A Silent Film came to the Bowery Ballroom on Sunday night, giving everyone a post-Halloween show that was worthy of being considered a rock concert but still mellow enough to be watched with a hangover. Lead singer Robert Stevenson alternated between piano and guitar depending on the song, sometimes abandoning both completely to stand at the edge of the stage with nothing but a microphone and encourage the crowd to sing with him. Four other band members helped him out, and while it was clear that their music was playing it safe, there were some undeniably catchy tunes thrown into the mix. Those in the audience who were moving around were mostly swaying back and forth politely, until the band launched into “Danny, Dakota & The Wishing Well” and the entire floor started dancing with sheer enthusiasm. Stevenson himself is a real heartthrob – British, with long hair and a sweet demeanor that may explain A Silent Film’s overall reserved performance. This band has no intention of breaking any boundaries or creating a movement (although they did boast an impressive sparkly drum kit); they fit neatly into the indie-pop genre and seem very comfortable there. Their lyrics are of questionable depth, with a lot of “woah-oh-oh”s and even more repetition, the perfect formula for getting a song to stick in people’s heads. What they do offer, however, is plenty of variety in terms of tempo. “Lightning Strike” is another dance-worthy anthem, while something like “Lavender Fields” is acoustic and therefore much more relaxed. A Silent Film closed out their set with a three-song encore, inviting everyone to hang out at the merch table afterward.

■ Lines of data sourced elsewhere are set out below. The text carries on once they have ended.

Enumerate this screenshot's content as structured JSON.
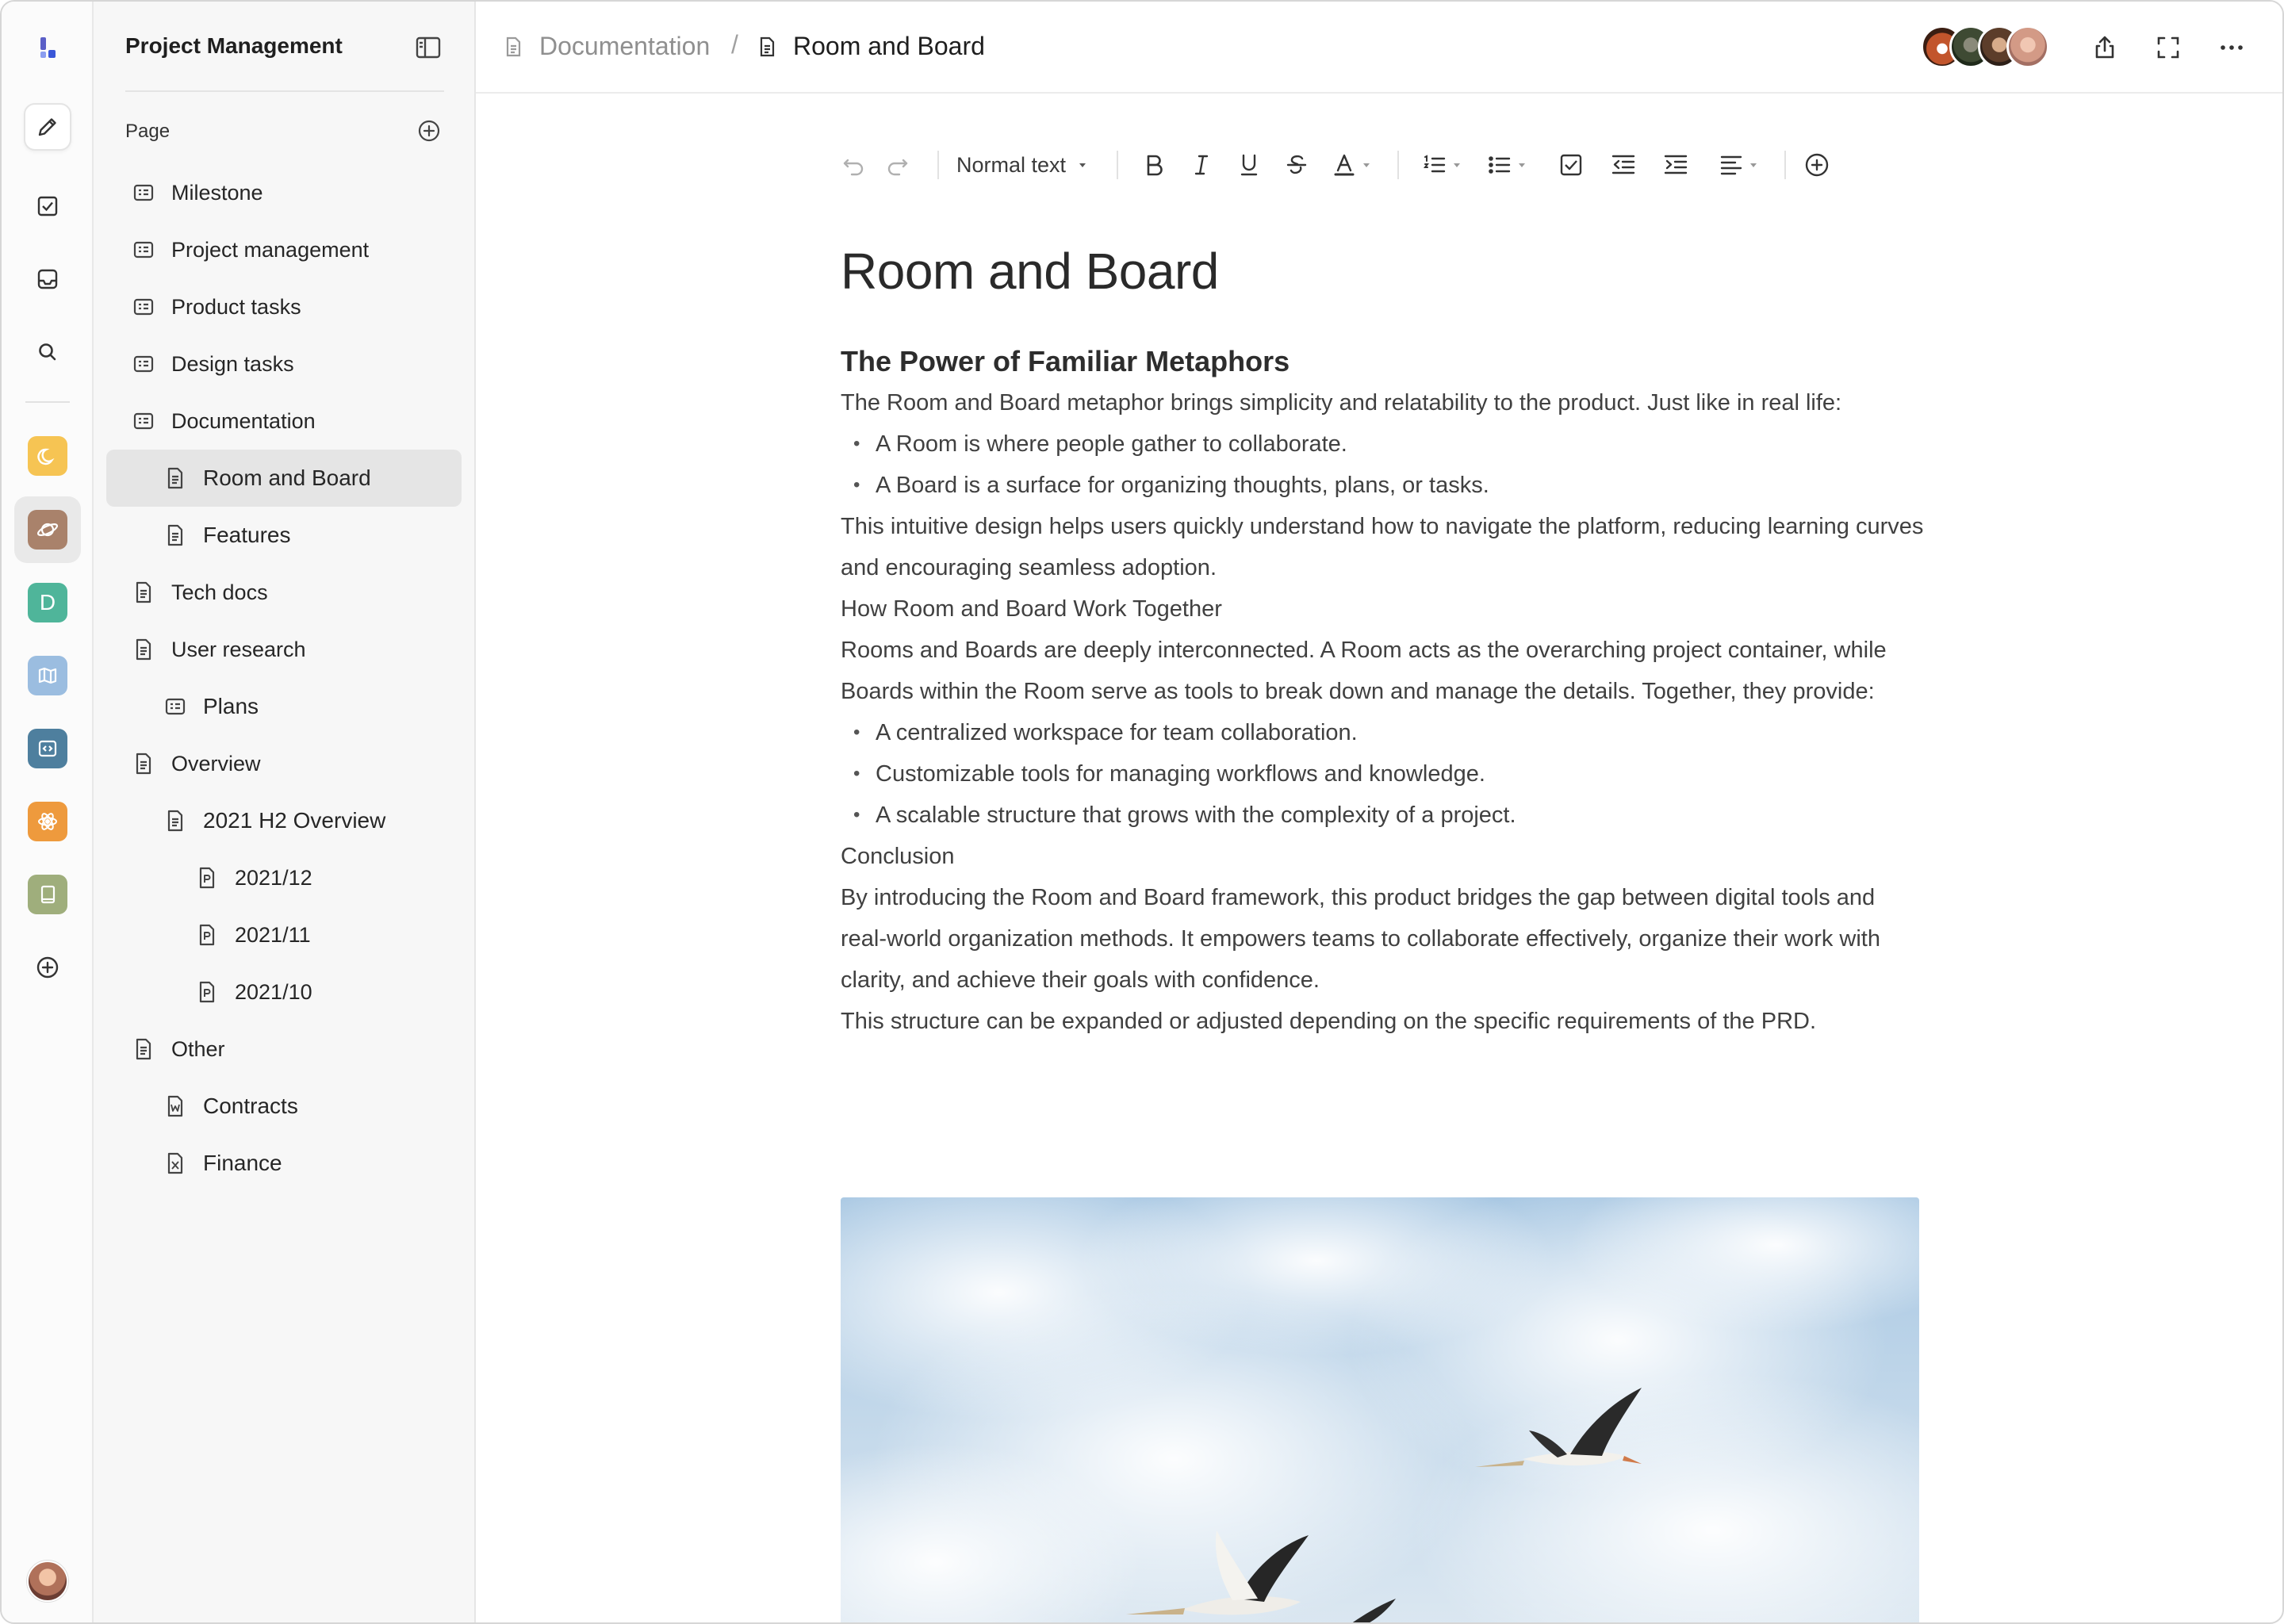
{
  "workspace": {
    "title": "Project Management"
  },
  "rail": {
    "items": [
      {
        "name": "logo"
      },
      {
        "name": "edit"
      },
      {
        "name": "tasks"
      },
      {
        "name": "inbox"
      },
      {
        "name": "search"
      }
    ],
    "spaces": [
      {
        "name": "moon-space",
        "color": "#f6c453"
      },
      {
        "name": "planet-space",
        "color": "#a9826b"
      },
      {
        "name": "d-space",
        "letter": "D",
        "color": "#4fb59a"
      },
      {
        "name": "map-space",
        "color": "#9bbde0"
      },
      {
        "name": "code-space",
        "color": "#4e7f9e"
      },
      {
        "name": "react-space",
        "color": "#ee9a3d"
      },
      {
        "name": "book-space",
        "color": "#9fae7c"
      }
    ]
  },
  "sidebar": {
    "section_label": "Page",
    "items": [
      {
        "label": "Milestone",
        "icon": "table",
        "level": 1
      },
      {
        "label": "Project management",
        "icon": "table",
        "level": 1
      },
      {
        "label": "Product tasks",
        "icon": "table",
        "level": 1
      },
      {
        "label": "Design tasks",
        "icon": "table",
        "level": 1
      },
      {
        "label": "Documentation",
        "icon": "table",
        "level": 1
      },
      {
        "label": "Room and Board",
        "icon": "doc",
        "level": 2,
        "selected": true
      },
      {
        "label": "Features",
        "icon": "doc",
        "level": 2
      },
      {
        "label": "Tech docs",
        "icon": "doc",
        "level": 1
      },
      {
        "label": "User research",
        "icon": "doc",
        "level": 1
      },
      {
        "label": "Plans",
        "icon": "table",
        "level": 2
      },
      {
        "label": "Overview",
        "icon": "doc",
        "level": 1
      },
      {
        "label": "2021 H2 Overview",
        "icon": "doc",
        "level": 2
      },
      {
        "label": "2021/12",
        "icon": "p",
        "level": 3
      },
      {
        "label": "2021/11",
        "icon": "p",
        "level": 3
      },
      {
        "label": "2021/10",
        "icon": "p",
        "level": 3
      },
      {
        "label": "Other",
        "icon": "doc",
        "level": 1
      },
      {
        "label": "Contracts",
        "icon": "w",
        "level": 2
      },
      {
        "label": "Finance",
        "icon": "x",
        "level": 2
      }
    ]
  },
  "breadcrumb": {
    "parent": "Documentation",
    "separator": "/",
    "current": "Room and Board"
  },
  "toolbar": {
    "text_style": "Normal text"
  },
  "document": {
    "title": "Room and Board",
    "heading": "The Power of Familiar Metaphors",
    "blocks": [
      {
        "type": "p",
        "text": "The Room and Board metaphor brings simplicity and relatability to the product. Just like in real life:"
      },
      {
        "type": "li",
        "text": "A Room is where people gather to collaborate."
      },
      {
        "type": "li",
        "text": "A Board is a surface for organizing thoughts, plans, or tasks."
      },
      {
        "type": "p",
        "text": "This intuitive design helps users quickly understand how to navigate the platform, reducing learning curves and encouraging seamless adoption."
      },
      {
        "type": "p",
        "text": "How Room and Board Work Together"
      },
      {
        "type": "p",
        "text": "Rooms and Boards are deeply interconnected. A Room acts as the overarching project container, while Boards within the Room serve as tools to break down and manage the details. Together, they provide:"
      },
      {
        "type": "li",
        "text": "A centralized workspace for team collaboration."
      },
      {
        "type": "li",
        "text": "Customizable tools for managing workflows and knowledge."
      },
      {
        "type": "li",
        "text": "A scalable structure that grows with the complexity of a project."
      },
      {
        "type": "p",
        "text": "Conclusion"
      },
      {
        "type": "p",
        "text": "By introducing the Room and Board framework, this product bridges the gap between digital tools and real-world organization methods. It empowers teams to collaborate effectively, organize their work with clarity, and achieve their goals with confidence."
      },
      {
        "type": "p",
        "text": "This structure can be expanded or adjusted depending on the specific requirements of the PRD."
      }
    ]
  }
}
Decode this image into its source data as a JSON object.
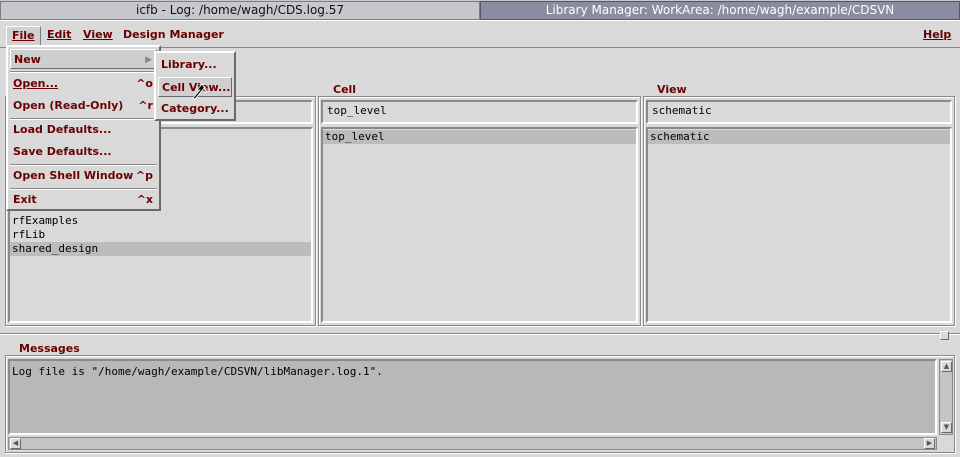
{
  "taskbar": {
    "tasks": [
      {
        "label": "icfb - Log: /home/wagh/CDS.log.57"
      },
      {
        "label": "Library Manager: WorkArea: /home/wagh/example/CDSVN"
      }
    ]
  },
  "menubar": {
    "file": "File",
    "edit": "Edit",
    "view": "View",
    "design_manager": "Design Manager",
    "help": "Help"
  },
  "file_menu": {
    "new": "New",
    "open": "Open...",
    "open_accel": "^o",
    "open_readonly": "Open (Read-Only)",
    "open_readonly_accel": "^r",
    "load_defaults": "Load Defaults...",
    "save_defaults": "Save Defaults...",
    "open_shell": "Open Shell Window",
    "open_shell_accel": "^p",
    "exit": "Exit",
    "exit_accel": "^x"
  },
  "new_submenu": {
    "library": "Library...",
    "cell_view": "Cell View...",
    "category": "Category..."
  },
  "library_panel": {
    "items": [
      "rfExamples",
      "rfLib",
      "shared_design"
    ],
    "selected_index": 2
  },
  "cell_panel": {
    "title": "Cell",
    "filter": "top_level",
    "items": [
      "top_level"
    ]
  },
  "view_panel": {
    "title": "View",
    "filter": "schematic",
    "items": [
      "schematic"
    ]
  },
  "messages": {
    "title": "Messages",
    "text": "Log file is \"/home/wagh/example/CDSVN/libManager.log.1\"."
  },
  "colors": {
    "background": "#d9d9d9",
    "menu_text": "#6b0000",
    "active_task": "#8c8ca0"
  }
}
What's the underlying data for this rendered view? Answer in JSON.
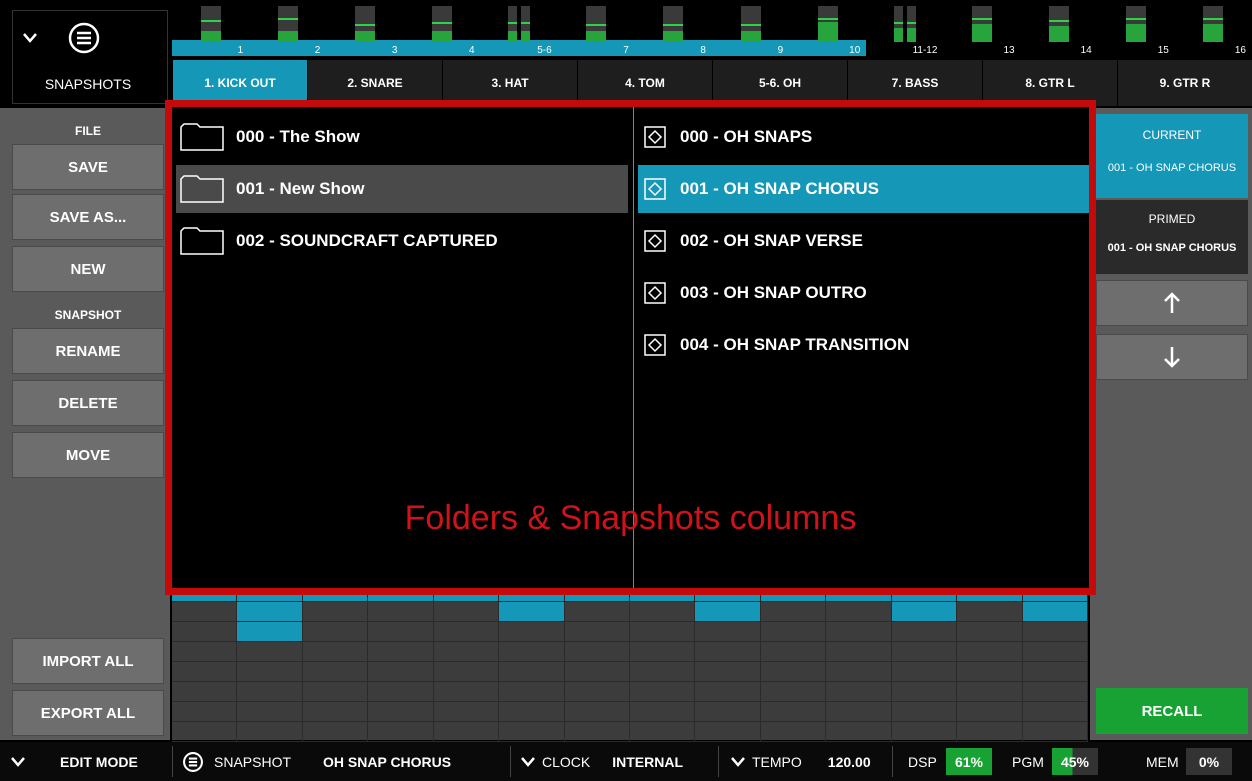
{
  "top_left": {
    "label": "SNAPSHOTS"
  },
  "meters": {
    "numbers": [
      "1",
      "2",
      "3",
      "4",
      "5-6",
      "7",
      "8",
      "9",
      "10",
      "11-12",
      "13",
      "14",
      "15",
      "16"
    ],
    "active_count": 9
  },
  "tabs": [
    "1. KICK OUT",
    "2. SNARE",
    "3. HAT",
    "4. TOM",
    "5-6. OH",
    "7. BASS",
    "8. GTR L",
    "9. GTR R"
  ],
  "sidebar": {
    "file_heading": "FILE",
    "save": "SAVE",
    "save_as": "SAVE AS...",
    "new": "NEW",
    "snapshot_heading": "SNAPSHOT",
    "rename": "RENAME",
    "delete": "DELETE",
    "move": "MOVE",
    "import_all": "IMPORT ALL",
    "export_all": "EXPORT ALL"
  },
  "browser": {
    "folders": [
      {
        "name": "000 - The Show",
        "selected": false
      },
      {
        "name": "001 - New Show",
        "selected": true
      },
      {
        "name": "002 - SOUNDCRAFT CAPTURED",
        "selected": false
      }
    ],
    "snapshots": [
      {
        "name": "000 - OH SNAPS",
        "selected": false
      },
      {
        "name": "001 - OH SNAP CHORUS",
        "selected": true
      },
      {
        "name": "002 - OH SNAP VERSE",
        "selected": false
      },
      {
        "name": "003 - OH SNAP OUTRO",
        "selected": false
      },
      {
        "name": "004 - OH SNAP TRANSITION",
        "selected": false
      }
    ],
    "caption": "Folders & Snapshots columns"
  },
  "rightbar": {
    "current_label": "CURRENT",
    "current_value": "001 - OH SNAP CHORUS",
    "primed_label": "PRIMED",
    "primed_value": "001 - OH SNAP CHORUS",
    "up_icon": "arrow-up-icon",
    "down_icon": "arrow-down-icon",
    "recall": "RECALL"
  },
  "status": {
    "edit_mode": "EDIT MODE",
    "snapshot_label": "SNAPSHOT",
    "snapshot_value": "OH SNAP CHORUS",
    "clock_label": "CLOCK",
    "clock_value": "INTERNAL",
    "tempo_label": "TEMPO",
    "tempo_value": "120.00",
    "dsp_label": "DSP",
    "dsp_value": "61%",
    "pgm_label": "PGM",
    "pgm_value": "45%",
    "mem_label": "MEM",
    "mem_value": "0%"
  },
  "colors": {
    "accent_blue": "#1597b7",
    "recall_green": "#17a233",
    "meter_green": "#27a43b",
    "highlight_red": "#c40a0a"
  }
}
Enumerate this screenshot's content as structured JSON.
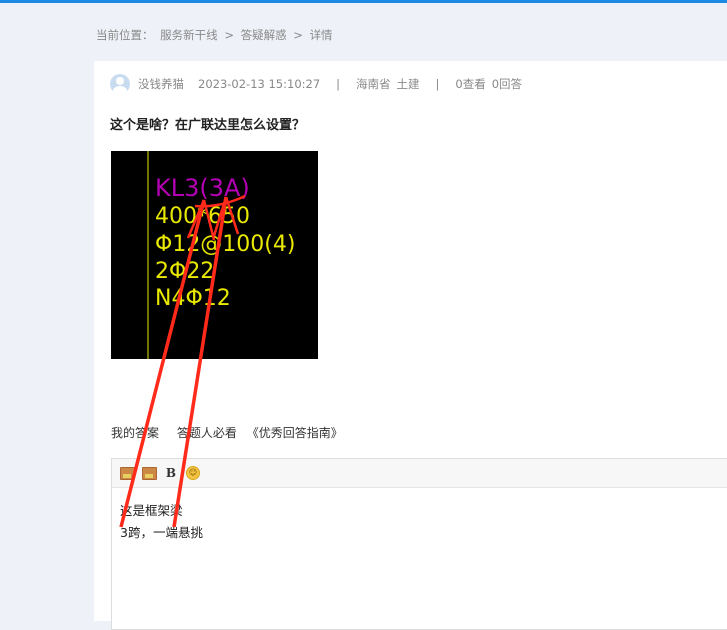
{
  "breadcrumb": {
    "prefix": "当前位置：",
    "items": [
      "服务新干线",
      "答疑解惑",
      "详情"
    ],
    "separator": ">"
  },
  "meta": {
    "username": "没钱养猫",
    "datetime": "2023-02-13 15:10:27",
    "region": "海南省",
    "category": "土建",
    "views": "0查看",
    "answers": "0回答"
  },
  "question": {
    "title": "这个是啥？在广联达里怎么设置？"
  },
  "cad": {
    "lines": [
      "KL3(3A)",
      "400*650",
      "Φ12@100(4)",
      "2Φ22",
      "N4Φ12"
    ],
    "line_colors": [
      "#b400b4",
      "#e8e800",
      "#e8e800",
      "#e8e800",
      "#e8e800"
    ],
    "background": "#000000"
  },
  "answer_tabs": {
    "my_answer": "我的答案",
    "must_read": "答题人必看",
    "guide": "《优秀回答指南》"
  },
  "editor": {
    "lines": [
      "这是框架梁",
      "3跨，一端悬挑"
    ]
  },
  "colors": {
    "accent": "#1e88e5",
    "annotation": "#ff2a1a"
  }
}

Opening up the show was a band known as Flagship, originally from North Carolina. Sirius XM’s Alt Nation has been pioneering their music, evidently giving songs like “I Want You” sufficient enough airtime so that members of the audience actually knew the words. Frontman Drake Margolnick has a voice similar to Rob Thomas of Matchbox Twenty – low, even, but with a little less grit. Drummer Michael Finster played with such boyish zeal that it made you want to believe in everything he did. The smile never left his face, and he was the chattiest member of the group, thanking the audience multiple times and cracking jokes left and right. Playing in support of their latest EP Faded, their sound had a slight surfer rock element to it but it was chock full of all the right things, which manifested itself beautifully onstage. From the bass guitar to the keys, every element simply worked. It’s easy to tell when a band is unabashedly thrilled to be onstage, and Flagship was one of those bands. You’d be hard-pressed not to feel their rush and respond in turn. From the looks of it, they won’t remain an opening act for long.